YOUR GOAL = When "Admin" occurs in a line of the material, copy that line.

DATA UNDER STUDY =
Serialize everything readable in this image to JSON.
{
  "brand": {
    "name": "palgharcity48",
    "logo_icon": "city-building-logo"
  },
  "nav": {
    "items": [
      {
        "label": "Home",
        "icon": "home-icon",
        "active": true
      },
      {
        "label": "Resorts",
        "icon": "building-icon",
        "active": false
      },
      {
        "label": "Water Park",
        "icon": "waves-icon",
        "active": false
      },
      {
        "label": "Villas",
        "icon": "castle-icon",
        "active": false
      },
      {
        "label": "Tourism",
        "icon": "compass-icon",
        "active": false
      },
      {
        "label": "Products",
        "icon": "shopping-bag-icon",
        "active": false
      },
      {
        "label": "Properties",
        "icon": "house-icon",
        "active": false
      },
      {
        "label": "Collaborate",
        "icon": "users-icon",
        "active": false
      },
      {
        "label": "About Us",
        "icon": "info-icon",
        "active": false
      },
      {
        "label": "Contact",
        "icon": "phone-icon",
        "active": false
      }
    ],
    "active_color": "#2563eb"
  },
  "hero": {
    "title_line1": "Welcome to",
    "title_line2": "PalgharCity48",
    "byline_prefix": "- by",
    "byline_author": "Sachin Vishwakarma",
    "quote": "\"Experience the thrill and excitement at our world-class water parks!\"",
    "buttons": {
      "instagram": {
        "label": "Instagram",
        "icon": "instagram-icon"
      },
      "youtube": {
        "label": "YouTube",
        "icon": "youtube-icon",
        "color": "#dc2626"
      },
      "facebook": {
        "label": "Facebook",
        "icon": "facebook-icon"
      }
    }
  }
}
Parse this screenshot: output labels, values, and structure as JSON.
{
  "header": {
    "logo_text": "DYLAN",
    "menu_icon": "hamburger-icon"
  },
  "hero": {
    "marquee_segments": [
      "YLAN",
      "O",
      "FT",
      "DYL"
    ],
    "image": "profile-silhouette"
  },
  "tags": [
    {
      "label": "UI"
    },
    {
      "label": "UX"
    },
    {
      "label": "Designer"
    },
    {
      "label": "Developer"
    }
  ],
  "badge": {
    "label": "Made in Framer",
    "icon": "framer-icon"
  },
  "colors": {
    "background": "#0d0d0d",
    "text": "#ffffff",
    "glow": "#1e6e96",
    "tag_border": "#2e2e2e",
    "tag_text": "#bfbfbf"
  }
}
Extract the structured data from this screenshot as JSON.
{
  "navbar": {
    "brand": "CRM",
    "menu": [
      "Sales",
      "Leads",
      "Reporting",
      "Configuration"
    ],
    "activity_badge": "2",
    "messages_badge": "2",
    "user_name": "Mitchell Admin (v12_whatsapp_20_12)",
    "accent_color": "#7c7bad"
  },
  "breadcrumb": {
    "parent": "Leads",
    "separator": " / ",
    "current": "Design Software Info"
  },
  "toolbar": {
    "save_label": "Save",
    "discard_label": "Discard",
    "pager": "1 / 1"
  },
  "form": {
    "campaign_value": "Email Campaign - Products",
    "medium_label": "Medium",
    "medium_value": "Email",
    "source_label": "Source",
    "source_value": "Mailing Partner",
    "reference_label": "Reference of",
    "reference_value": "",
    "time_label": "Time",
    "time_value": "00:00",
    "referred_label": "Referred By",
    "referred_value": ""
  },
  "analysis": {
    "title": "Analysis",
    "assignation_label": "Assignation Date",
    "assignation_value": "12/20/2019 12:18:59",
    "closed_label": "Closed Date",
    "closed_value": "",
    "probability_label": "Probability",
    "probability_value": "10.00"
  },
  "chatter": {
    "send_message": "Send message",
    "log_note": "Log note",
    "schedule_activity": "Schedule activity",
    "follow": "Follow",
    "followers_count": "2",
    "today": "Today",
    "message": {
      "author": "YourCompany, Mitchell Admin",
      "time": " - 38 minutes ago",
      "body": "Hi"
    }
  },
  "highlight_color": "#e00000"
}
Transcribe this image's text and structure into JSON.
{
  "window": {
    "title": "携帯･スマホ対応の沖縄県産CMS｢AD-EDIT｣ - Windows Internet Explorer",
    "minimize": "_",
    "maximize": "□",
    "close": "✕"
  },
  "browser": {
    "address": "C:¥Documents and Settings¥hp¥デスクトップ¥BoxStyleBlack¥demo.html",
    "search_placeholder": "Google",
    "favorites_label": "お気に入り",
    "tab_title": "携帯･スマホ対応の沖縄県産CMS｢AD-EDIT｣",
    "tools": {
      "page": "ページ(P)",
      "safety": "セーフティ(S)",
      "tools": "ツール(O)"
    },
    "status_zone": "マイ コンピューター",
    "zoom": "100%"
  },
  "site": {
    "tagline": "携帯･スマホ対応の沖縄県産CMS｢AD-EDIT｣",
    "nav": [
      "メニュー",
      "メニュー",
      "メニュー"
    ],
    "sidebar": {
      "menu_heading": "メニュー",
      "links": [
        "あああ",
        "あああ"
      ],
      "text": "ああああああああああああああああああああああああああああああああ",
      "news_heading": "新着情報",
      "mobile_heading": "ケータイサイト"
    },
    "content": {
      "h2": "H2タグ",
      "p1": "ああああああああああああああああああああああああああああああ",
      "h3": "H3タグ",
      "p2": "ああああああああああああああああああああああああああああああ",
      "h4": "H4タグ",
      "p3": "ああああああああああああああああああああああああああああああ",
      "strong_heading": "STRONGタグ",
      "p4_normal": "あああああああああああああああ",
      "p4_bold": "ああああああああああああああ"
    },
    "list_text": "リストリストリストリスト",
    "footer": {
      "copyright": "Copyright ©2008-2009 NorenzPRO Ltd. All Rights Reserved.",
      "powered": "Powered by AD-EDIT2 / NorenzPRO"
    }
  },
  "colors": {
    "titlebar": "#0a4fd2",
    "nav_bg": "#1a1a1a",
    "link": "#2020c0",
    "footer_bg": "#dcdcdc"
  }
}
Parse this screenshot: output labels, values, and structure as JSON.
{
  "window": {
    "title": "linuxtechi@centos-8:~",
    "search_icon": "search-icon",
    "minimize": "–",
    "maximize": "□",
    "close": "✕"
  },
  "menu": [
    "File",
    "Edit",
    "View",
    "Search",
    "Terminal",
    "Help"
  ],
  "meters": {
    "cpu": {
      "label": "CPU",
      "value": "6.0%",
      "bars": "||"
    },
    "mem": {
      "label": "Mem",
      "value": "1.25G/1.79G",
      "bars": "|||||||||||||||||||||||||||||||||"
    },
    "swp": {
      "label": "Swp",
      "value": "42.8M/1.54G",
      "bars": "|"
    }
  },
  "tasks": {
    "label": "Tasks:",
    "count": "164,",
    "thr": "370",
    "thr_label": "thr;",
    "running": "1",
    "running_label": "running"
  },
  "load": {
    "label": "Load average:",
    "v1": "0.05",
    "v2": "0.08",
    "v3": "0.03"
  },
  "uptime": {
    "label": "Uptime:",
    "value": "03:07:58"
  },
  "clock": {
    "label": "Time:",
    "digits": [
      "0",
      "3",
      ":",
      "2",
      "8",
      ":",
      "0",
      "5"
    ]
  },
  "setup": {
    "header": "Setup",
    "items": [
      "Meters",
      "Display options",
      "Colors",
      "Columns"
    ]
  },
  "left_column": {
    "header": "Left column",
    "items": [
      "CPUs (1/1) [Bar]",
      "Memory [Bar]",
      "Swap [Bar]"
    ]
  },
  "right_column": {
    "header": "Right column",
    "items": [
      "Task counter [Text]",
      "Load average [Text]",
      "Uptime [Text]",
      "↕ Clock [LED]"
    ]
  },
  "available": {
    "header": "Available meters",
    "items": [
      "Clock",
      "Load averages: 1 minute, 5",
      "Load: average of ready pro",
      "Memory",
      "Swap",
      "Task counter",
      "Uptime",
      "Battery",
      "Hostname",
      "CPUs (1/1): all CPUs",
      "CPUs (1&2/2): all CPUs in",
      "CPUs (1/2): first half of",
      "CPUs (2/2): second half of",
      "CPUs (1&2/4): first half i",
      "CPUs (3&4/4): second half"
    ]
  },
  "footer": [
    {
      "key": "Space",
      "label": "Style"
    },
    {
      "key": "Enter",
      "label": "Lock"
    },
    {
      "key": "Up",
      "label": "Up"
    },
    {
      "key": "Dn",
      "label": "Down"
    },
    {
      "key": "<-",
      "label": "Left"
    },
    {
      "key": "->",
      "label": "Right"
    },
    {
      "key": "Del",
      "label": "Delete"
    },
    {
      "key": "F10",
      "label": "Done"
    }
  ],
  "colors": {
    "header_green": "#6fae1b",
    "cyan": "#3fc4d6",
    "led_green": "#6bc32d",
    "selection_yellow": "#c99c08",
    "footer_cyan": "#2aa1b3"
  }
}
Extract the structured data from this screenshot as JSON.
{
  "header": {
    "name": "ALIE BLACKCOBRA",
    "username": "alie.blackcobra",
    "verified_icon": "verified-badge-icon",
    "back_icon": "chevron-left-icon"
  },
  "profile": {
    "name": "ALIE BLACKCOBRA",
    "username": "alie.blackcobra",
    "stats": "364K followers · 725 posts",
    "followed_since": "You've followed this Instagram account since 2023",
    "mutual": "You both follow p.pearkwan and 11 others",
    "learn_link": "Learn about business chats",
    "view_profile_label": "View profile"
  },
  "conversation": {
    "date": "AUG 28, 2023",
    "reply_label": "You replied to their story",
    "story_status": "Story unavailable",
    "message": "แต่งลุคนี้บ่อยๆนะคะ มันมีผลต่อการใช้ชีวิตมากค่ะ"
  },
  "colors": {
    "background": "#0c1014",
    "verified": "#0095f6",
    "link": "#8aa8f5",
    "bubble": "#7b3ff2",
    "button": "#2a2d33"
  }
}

RESPONSE TO THE EXERCISE =
    "user_name": "Mitchell Admin (v12_whatsapp_20_12)",
      "author": "YourCompany, Mitchell Admin",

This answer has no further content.